Directions:
All lines in the data that hold the word "date" need copying.

================

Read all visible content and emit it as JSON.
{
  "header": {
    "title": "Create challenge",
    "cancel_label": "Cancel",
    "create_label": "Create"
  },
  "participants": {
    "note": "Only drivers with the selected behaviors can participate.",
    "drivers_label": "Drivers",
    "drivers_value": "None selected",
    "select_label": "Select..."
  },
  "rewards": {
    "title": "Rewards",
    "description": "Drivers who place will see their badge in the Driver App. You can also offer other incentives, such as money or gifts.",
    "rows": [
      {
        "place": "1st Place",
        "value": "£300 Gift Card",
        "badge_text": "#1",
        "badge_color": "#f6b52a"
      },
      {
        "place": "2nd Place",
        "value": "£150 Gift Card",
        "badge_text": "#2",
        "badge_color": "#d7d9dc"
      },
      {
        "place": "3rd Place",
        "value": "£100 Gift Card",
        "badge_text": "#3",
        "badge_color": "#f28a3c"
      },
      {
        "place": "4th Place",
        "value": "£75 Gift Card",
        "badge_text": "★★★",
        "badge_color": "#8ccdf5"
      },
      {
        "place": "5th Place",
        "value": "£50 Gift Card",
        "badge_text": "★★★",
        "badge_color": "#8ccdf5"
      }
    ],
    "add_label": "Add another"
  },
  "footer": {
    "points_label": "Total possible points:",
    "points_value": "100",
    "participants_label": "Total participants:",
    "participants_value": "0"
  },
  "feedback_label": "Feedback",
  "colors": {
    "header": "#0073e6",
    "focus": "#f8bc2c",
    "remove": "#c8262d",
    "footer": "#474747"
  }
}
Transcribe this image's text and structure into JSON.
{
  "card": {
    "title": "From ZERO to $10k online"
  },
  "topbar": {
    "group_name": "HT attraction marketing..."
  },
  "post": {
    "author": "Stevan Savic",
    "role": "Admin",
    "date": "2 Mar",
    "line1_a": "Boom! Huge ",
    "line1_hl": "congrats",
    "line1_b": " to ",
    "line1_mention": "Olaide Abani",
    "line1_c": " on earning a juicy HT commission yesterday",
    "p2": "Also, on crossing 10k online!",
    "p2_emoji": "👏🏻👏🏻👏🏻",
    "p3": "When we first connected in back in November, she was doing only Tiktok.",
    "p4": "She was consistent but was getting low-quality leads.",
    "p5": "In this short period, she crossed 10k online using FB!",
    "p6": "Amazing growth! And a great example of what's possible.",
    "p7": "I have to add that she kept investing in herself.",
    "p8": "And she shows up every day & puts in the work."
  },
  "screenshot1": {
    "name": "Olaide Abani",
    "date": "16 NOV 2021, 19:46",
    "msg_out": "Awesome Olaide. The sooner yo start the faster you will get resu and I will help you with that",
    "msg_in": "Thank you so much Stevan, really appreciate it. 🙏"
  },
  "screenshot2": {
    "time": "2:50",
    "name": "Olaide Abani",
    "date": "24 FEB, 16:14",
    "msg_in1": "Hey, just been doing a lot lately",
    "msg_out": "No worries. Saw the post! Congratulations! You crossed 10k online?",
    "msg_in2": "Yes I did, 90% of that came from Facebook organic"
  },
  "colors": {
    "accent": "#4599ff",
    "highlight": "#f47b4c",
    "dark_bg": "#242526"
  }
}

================

Answer:
    "date": "2 Mar",
    "date": "16 NOV 2021, 19:46",
    "date": "24 FEB, 16:14",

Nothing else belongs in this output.